Print every entry, word for word, and skip the images.

+++

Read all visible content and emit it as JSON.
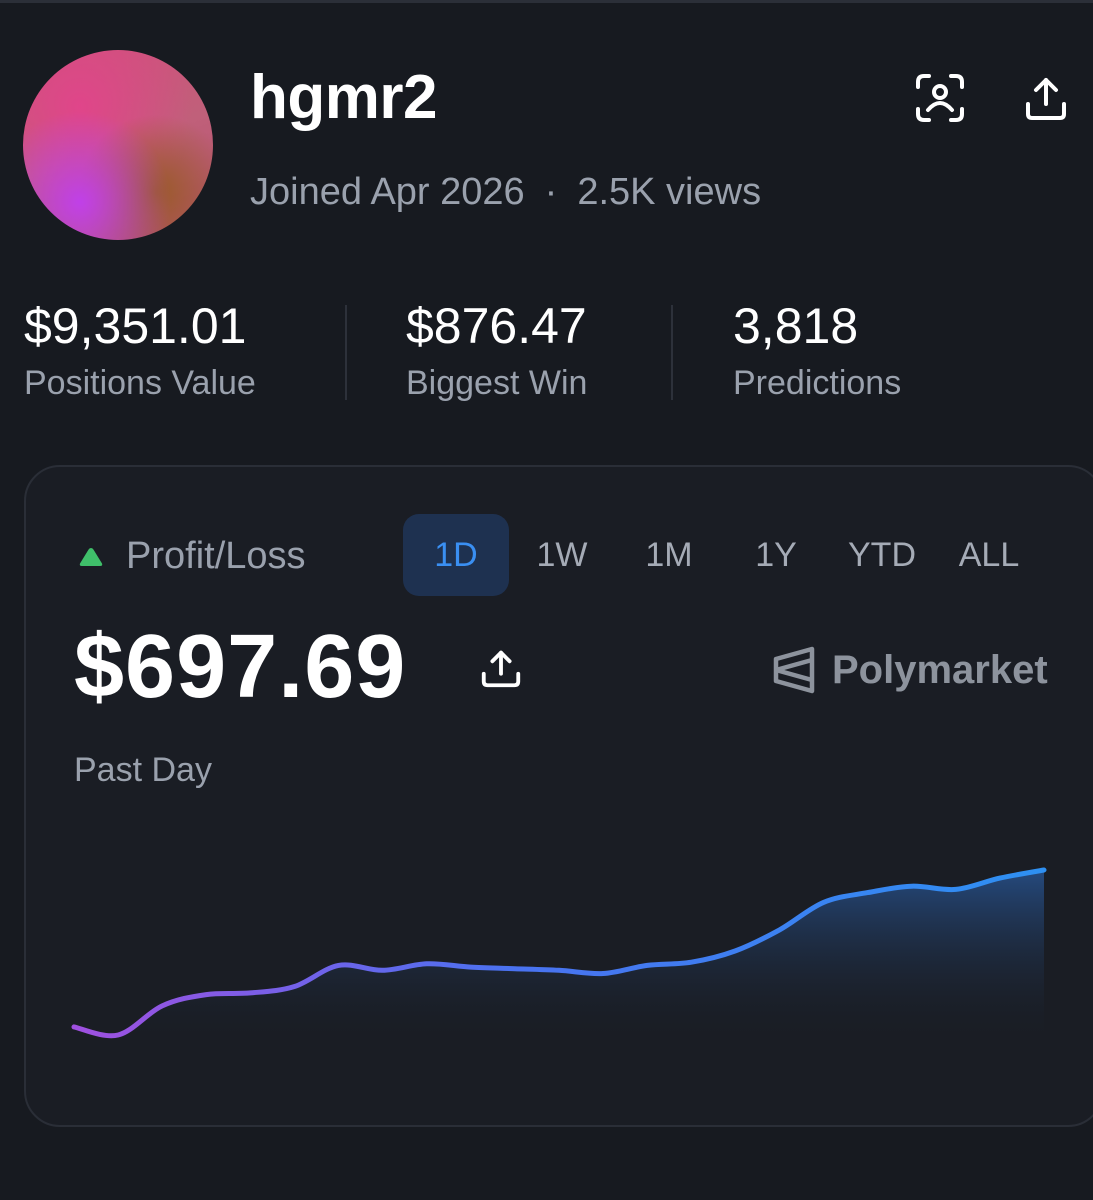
{
  "profile": {
    "username": "hgmr2",
    "joined": "Joined Apr 2026",
    "separator": "·",
    "views": "2.5K views"
  },
  "header_actions": {
    "scan_icon": "scan-user-icon",
    "share_icon": "share-upload-icon"
  },
  "stats": [
    {
      "value": "$9,351.01",
      "label": "Positions Value"
    },
    {
      "value": "$876.47",
      "label": "Biggest Win"
    },
    {
      "value": "3,818",
      "label": "Predictions"
    }
  ],
  "pnl_card": {
    "label": "Profit/Loss",
    "trend_icon": "triangle-up-icon",
    "trend_color": "#3fbf6a",
    "value": "$697.69",
    "period": "Past Day",
    "brand": "Polymarket",
    "tabs": [
      {
        "label": "1D",
        "active": true
      },
      {
        "label": "1W",
        "active": false
      },
      {
        "label": "1M",
        "active": false
      },
      {
        "label": "1Y",
        "active": false
      },
      {
        "label": "YTD",
        "active": false
      },
      {
        "label": "ALL",
        "active": false
      }
    ],
    "accent_color": "#3a8ff2",
    "line_gradient": [
      "#a050e0",
      "#4a72f0",
      "#2e90f2"
    ]
  },
  "chart_data": {
    "type": "area",
    "title": "",
    "xlabel": "",
    "ylabel": "",
    "grid": false,
    "values": [
      20,
      15,
      33,
      40,
      41,
      45,
      58,
      55,
      59,
      57,
      56,
      55,
      53,
      58,
      60,
      67,
      80,
      97,
      103,
      107,
      105,
      112,
      117
    ]
  }
}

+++

● RESULT FOR THIS TASK
Read all visible content and emit it as JSON.
{
  "profile": {
    "username": "hgmr2",
    "joined": "Joined Apr 2026",
    "separator": "·",
    "views": "2.5K views"
  },
  "header_actions": {
    "scan_icon": "scan-user-icon",
    "share_icon": "share-upload-icon"
  },
  "stats": [
    {
      "value": "$9,351.01",
      "label": "Positions Value"
    },
    {
      "value": "$876.47",
      "label": "Biggest Win"
    },
    {
      "value": "3,818",
      "label": "Predictions"
    }
  ],
  "pnl_card": {
    "label": "Profit/Loss",
    "trend_icon": "triangle-up-icon",
    "trend_color": "#3fbf6a",
    "value": "$697.69",
    "period": "Past Day",
    "brand": "Polymarket",
    "tabs": [
      {
        "label": "1D",
        "active": true
      },
      {
        "label": "1W",
        "active": false
      },
      {
        "label": "1M",
        "active": false
      },
      {
        "label": "1Y",
        "active": false
      },
      {
        "label": "YTD",
        "active": false
      },
      {
        "label": "ALL",
        "active": false
      }
    ],
    "accent_color": "#3a8ff2",
    "line_gradient": [
      "#a050e0",
      "#4a72f0",
      "#2e90f2"
    ]
  },
  "chart_data": {
    "type": "area",
    "title": "",
    "xlabel": "",
    "ylabel": "",
    "grid": false,
    "values": [
      20,
      15,
      33,
      40,
      41,
      45,
      58,
      55,
      59,
      57,
      56,
      55,
      53,
      58,
      60,
      67,
      80,
      97,
      103,
      107,
      105,
      112,
      117
    ]
  }
}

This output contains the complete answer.